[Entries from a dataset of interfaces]
——————————
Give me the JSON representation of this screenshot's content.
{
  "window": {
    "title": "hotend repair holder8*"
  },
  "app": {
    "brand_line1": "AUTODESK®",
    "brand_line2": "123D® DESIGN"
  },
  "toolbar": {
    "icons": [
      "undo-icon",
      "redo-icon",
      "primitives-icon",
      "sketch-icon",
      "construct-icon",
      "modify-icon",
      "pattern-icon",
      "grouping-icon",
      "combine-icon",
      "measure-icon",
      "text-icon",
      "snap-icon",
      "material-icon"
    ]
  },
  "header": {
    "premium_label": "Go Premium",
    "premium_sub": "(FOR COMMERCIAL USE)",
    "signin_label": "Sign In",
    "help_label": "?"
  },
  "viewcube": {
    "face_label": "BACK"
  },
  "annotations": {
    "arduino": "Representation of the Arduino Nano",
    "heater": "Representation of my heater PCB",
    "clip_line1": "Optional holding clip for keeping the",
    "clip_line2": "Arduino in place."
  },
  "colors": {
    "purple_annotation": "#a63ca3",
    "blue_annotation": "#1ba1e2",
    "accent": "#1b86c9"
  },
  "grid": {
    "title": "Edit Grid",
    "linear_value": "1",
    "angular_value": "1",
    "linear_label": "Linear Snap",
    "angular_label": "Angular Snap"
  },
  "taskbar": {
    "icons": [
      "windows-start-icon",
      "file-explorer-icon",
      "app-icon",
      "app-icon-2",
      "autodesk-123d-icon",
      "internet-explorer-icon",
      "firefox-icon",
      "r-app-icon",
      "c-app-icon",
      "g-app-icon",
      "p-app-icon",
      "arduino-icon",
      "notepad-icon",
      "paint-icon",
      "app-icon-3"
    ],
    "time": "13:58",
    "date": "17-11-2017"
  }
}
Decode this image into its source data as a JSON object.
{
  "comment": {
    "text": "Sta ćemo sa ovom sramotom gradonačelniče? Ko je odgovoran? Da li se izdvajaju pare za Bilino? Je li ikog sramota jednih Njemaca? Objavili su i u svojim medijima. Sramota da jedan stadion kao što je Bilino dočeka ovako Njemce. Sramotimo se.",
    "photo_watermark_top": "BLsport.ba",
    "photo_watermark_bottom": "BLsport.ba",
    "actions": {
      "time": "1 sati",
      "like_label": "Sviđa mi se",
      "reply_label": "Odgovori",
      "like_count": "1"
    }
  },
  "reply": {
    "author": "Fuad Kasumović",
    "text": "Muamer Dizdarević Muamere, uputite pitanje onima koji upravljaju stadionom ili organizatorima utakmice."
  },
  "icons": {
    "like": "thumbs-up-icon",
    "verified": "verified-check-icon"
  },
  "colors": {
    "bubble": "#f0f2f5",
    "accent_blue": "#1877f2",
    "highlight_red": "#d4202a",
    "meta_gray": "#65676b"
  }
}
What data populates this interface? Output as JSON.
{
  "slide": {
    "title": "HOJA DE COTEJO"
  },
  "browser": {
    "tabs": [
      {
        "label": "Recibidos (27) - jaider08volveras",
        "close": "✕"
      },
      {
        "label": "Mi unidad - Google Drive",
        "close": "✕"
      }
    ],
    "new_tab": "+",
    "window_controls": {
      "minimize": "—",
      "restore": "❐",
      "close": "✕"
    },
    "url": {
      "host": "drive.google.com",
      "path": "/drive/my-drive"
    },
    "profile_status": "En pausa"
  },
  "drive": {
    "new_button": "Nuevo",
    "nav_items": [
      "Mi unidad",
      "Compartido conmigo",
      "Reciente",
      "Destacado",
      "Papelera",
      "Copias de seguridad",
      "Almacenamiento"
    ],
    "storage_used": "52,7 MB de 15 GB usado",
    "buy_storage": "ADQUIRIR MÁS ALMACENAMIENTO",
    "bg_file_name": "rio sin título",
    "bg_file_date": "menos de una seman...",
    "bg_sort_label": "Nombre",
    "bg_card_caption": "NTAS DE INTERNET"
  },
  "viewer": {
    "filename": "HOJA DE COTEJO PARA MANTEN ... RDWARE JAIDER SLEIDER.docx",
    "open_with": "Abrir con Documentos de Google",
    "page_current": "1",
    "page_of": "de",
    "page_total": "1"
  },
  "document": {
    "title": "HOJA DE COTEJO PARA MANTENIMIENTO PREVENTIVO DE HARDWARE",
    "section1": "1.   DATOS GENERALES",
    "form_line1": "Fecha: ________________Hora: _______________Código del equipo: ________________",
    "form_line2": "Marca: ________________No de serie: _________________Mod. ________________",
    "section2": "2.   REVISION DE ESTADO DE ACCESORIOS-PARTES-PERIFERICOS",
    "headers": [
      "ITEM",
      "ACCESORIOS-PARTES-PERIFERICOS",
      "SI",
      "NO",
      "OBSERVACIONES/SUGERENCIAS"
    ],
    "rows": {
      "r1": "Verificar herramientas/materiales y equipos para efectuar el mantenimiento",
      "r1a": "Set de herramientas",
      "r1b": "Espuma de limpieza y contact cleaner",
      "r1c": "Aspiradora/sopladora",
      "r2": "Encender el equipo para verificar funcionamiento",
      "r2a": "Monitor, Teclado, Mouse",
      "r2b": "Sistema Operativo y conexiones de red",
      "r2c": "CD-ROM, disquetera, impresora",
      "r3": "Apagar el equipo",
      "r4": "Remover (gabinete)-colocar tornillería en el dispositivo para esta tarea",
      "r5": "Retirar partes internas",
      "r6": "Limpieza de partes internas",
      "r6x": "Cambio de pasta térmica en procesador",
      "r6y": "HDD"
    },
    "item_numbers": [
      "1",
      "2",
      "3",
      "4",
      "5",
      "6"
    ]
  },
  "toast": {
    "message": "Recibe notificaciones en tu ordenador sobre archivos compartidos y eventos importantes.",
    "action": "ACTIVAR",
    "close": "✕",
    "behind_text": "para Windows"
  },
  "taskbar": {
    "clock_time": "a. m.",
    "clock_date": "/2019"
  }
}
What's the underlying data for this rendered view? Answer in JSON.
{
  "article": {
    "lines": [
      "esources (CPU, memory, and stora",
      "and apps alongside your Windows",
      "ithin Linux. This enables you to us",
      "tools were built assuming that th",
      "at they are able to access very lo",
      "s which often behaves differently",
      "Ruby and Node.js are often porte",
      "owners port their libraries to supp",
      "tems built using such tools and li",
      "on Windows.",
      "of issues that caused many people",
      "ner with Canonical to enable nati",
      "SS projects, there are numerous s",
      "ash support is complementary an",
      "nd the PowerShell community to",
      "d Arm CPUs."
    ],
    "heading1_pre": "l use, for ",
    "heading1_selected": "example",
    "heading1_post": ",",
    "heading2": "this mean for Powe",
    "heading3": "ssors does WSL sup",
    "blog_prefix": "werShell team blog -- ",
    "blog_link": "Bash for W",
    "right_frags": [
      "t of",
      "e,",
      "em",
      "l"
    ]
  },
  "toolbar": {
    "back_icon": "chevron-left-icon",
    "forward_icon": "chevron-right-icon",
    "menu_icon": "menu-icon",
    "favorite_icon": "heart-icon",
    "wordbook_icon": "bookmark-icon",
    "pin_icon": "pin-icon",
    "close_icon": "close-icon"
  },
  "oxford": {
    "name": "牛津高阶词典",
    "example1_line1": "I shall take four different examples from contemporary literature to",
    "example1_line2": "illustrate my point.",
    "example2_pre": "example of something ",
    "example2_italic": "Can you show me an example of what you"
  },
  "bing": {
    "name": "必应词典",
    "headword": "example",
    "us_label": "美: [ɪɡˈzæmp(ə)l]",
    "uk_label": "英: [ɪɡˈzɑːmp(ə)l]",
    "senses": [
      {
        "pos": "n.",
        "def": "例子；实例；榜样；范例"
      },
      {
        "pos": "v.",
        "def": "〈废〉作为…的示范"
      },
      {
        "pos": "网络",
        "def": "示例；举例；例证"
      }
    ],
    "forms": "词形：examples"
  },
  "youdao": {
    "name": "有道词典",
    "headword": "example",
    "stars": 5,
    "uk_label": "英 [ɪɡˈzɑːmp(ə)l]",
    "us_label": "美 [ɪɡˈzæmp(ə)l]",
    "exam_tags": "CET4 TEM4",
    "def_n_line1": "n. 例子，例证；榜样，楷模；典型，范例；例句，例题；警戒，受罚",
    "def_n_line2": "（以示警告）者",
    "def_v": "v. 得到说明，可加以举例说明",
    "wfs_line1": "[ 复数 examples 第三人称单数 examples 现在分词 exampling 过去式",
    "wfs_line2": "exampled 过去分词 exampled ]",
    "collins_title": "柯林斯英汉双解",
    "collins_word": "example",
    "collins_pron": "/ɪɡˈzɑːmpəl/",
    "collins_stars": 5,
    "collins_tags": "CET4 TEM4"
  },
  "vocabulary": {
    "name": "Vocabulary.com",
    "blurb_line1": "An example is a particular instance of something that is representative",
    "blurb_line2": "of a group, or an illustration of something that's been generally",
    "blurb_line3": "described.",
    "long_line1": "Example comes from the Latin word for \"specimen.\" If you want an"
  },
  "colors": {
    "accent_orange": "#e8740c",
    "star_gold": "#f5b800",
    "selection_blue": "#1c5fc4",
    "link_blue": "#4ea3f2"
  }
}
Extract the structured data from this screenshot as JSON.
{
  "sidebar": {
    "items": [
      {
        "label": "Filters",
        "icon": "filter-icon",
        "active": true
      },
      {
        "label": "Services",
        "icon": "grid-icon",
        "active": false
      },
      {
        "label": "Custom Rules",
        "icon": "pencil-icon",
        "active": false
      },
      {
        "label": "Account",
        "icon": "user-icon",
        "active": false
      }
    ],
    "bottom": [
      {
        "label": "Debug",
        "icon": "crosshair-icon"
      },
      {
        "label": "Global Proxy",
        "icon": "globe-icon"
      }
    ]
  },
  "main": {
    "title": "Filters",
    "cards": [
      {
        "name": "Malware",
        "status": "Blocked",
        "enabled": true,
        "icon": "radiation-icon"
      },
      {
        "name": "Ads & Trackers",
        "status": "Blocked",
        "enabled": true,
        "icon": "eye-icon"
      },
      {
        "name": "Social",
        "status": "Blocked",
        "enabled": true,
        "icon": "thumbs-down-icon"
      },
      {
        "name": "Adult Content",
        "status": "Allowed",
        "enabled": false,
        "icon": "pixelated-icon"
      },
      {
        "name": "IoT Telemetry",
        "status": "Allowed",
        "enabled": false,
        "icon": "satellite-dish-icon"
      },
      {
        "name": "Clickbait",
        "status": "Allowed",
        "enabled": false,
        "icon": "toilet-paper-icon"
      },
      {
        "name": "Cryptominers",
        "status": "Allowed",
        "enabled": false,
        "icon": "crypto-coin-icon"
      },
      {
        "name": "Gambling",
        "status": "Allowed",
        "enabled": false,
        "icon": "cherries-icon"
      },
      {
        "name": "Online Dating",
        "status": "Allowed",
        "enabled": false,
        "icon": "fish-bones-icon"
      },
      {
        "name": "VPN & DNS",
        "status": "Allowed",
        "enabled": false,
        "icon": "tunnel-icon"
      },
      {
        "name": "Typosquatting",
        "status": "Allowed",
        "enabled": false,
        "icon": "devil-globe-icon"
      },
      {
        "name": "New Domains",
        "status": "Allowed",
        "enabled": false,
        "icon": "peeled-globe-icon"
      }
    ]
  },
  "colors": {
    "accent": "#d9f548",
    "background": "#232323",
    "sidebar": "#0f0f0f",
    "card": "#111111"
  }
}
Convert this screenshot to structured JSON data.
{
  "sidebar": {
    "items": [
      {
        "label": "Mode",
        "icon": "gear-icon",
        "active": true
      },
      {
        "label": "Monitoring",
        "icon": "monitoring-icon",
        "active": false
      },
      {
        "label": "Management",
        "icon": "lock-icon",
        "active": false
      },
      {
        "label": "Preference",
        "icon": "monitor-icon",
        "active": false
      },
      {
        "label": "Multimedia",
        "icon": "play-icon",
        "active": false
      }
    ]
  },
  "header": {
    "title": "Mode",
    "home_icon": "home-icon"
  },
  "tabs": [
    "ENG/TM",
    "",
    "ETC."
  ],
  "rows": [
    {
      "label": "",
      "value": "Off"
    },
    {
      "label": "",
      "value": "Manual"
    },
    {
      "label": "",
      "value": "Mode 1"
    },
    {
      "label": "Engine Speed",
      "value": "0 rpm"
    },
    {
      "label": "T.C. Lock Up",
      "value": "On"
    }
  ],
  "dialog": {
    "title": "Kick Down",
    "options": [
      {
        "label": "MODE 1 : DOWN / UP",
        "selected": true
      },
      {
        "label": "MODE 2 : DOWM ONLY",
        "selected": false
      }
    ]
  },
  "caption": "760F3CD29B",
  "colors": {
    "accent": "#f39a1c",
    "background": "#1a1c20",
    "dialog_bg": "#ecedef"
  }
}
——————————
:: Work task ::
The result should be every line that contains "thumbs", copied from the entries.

:: Your response ::
    "like": "thumbs-up-icon",
        "icon": "thumbs-down-icon"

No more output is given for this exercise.